New Keynesian Models and Financial Frictions
By Lawrence J. Christiano
We will develop the basic New Keynesian model in detail and review its key policy implications. The policy implications focus on getting aggregate demand to do the ‘right thing’, something that is not guaranteed, according to the New Keynesian model. We will then integrate the particular set of financial frictions proposed by Bernanke-Gertler-Gilchrist into the model. We will discuss how the introduction of these financial frictions alters conclusions about the sources of business cycle fluctuations and expands the set of policy questions that can be studied. We will then discuss other models of financial frictions, which are designed for thinking about the channels by which ‘unconventional monetary policy’ might improve economic outcomes.
1) Introductory remarks.
2) The New Keynesian model.
b) Assignment #9, question 1.
c) For a discussion of this material, see the handbook chapter referenced below. In addition the material on ‘news’ shocks is taken from my August 2010 Jackson Hole paper.
3) Introducing financial frictions into the New Keynesian DSGE Model.
i) The model
ii) The importance of risk shocks.
iii) The response of monetary policy to an increase in interest rate spreads.
d) An open economy version of the model with financial frictions.
a) Two-period version of Gertler-Kiyotaki financial friction model, (section 3).

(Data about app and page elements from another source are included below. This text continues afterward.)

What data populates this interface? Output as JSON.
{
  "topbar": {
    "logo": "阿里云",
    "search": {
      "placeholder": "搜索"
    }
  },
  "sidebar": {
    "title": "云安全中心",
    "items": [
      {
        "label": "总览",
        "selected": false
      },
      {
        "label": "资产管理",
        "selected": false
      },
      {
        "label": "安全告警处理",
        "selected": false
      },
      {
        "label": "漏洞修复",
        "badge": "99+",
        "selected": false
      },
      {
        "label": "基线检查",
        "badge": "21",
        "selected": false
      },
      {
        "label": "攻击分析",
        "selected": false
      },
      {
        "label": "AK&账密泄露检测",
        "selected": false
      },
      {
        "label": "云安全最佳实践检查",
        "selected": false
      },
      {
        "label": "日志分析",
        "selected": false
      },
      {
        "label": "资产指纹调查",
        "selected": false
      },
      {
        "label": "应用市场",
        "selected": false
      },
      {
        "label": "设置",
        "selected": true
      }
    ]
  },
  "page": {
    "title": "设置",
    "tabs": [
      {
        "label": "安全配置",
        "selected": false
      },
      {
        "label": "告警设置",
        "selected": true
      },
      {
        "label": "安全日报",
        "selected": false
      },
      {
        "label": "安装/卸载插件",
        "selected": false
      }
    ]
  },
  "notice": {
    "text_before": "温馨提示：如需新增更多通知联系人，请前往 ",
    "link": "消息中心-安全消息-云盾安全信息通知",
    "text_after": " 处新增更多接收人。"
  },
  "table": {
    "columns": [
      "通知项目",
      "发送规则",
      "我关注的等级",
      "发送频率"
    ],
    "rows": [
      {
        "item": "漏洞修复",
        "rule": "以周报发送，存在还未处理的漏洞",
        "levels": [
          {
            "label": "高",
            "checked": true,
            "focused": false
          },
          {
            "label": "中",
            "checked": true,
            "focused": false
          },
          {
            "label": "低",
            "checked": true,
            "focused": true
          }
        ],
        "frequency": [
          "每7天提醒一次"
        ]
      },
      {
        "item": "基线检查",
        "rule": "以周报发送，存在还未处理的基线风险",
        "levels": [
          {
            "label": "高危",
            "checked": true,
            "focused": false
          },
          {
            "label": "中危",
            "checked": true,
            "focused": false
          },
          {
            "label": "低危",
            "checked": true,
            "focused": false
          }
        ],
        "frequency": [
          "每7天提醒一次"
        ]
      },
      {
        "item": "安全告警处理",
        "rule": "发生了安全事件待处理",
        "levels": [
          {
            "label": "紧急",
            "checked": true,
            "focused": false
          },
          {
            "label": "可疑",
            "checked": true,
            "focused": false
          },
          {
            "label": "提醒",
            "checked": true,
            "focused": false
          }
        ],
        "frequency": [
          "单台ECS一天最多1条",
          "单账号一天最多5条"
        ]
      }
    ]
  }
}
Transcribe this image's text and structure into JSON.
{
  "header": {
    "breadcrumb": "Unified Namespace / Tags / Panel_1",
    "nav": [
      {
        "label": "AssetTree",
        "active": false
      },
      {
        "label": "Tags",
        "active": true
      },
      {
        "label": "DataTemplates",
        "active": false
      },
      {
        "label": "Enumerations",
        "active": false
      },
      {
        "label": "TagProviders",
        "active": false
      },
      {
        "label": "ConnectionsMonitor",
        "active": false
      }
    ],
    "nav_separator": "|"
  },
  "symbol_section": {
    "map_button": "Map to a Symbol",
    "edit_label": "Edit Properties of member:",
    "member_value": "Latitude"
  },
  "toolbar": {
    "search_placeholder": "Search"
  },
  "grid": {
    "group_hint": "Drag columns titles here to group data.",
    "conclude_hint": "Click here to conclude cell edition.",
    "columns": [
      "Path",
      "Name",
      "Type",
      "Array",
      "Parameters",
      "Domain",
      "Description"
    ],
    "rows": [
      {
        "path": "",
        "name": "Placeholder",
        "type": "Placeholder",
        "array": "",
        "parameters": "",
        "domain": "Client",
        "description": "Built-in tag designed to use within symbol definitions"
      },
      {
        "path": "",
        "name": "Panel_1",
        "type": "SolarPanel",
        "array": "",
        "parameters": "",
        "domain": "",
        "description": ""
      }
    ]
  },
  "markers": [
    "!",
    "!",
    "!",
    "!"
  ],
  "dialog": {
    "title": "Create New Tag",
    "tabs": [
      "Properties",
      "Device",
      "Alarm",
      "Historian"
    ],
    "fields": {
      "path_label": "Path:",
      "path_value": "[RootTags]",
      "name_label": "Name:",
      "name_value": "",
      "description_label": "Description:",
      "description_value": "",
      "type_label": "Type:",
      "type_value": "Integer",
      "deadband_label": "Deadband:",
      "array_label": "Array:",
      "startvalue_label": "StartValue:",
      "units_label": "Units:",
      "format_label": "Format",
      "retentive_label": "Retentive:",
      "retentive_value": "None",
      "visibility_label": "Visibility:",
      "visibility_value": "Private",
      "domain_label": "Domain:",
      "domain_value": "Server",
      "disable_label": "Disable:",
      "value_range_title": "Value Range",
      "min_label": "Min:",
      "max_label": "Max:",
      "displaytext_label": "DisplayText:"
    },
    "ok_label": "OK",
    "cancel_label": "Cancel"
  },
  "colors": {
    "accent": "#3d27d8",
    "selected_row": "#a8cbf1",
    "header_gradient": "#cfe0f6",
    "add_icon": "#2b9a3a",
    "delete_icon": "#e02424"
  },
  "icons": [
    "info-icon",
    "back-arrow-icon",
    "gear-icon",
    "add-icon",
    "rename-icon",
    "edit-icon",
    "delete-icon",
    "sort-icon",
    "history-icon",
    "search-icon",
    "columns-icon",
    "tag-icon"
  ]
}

b) Hidden action (section 4). (For a dynamic version, and its implications for leverage restrictions, of this model, see.)
The main reference for New Keynesian models is my chapter with Trabandt and Walentin, in the 2011 Handbook of Monetary Economics, edited by Friedman and Woodford.
References on financial frictions:
Bernanke, Gertler and Gilchrist’s classic 1999 paper.
Christiano, Motto, Rostagno (2003): Using the BGG model to analyze the cause of the US Great Depression, and the reason why it lasted so long.
Christiano, Motto, Rostagno (2012): Using the BGG model to understand the causes of economic fluctuations in the US in the past few decades.